he would have found that the language was different but each
great leader was pronouncing a feeling and a fervour which
related to the morale of the country,
Pitt was no doubt tkie greatest of statesmen at the
turn of the nineteenth century, just as Winstcn Churchill is
the most significant figure in history in our time. But this
was because they had a sense of continuity. Winston Churchill
was not unc~ onscious of what Pitt had said. Winston Churchill
was not unconscious of what John Marlborough had done at the
beginrnizzg of the eighteenthi century, he wasn't unconscious
of what his ancestors had done, of what all the great men in
our history had done, All he had to do was toa translate this
to the current state of affairs, I am an immense believer in
continuity, I believe that a sense of history, a sense of
what has been done in the past and what may happen in the
future does more to produce sanity of mind and ' udgment and
s-6ability of spirit thin anything else that -you can thirk
about. The sense of continum. ty.
If ve ever get to that deplorable state, Sir in
which we think we are here today and gone tomorrow and ihat
nothing matters very much, there wim'Li be no continuity in our
history and there wontt be a Father of the Day in fifty years'
time, a Father of the Year. And therefore I feel that what
you are doing is to contribute something to the rense of
continuity the sense of history which has produced In our

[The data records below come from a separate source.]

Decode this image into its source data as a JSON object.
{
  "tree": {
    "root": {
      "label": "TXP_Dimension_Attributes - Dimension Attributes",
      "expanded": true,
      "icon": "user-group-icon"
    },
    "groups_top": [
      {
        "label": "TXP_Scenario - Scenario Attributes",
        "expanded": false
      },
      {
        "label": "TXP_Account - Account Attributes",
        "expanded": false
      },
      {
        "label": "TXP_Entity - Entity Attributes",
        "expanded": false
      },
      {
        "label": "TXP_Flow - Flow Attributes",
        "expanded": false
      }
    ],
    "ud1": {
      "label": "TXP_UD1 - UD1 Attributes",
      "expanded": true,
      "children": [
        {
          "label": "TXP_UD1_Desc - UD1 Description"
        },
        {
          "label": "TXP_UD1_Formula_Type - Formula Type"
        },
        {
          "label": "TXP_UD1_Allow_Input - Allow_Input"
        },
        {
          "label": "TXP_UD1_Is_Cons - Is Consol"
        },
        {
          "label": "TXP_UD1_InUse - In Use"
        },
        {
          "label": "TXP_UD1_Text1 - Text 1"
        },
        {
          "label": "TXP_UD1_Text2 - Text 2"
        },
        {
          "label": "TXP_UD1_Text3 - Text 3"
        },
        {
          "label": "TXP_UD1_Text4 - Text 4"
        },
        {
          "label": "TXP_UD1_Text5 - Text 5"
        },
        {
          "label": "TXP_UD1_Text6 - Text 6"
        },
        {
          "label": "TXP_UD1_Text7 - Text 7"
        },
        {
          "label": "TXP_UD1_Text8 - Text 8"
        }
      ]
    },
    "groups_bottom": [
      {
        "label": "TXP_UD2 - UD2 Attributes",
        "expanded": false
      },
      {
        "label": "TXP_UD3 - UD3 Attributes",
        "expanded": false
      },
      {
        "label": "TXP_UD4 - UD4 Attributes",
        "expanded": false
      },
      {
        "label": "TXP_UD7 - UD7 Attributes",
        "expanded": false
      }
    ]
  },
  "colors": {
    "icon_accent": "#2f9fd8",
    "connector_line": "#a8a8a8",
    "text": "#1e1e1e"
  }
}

veins and In our mindis and in our hearts, the great causes in
our lifetime of our survival and of our success,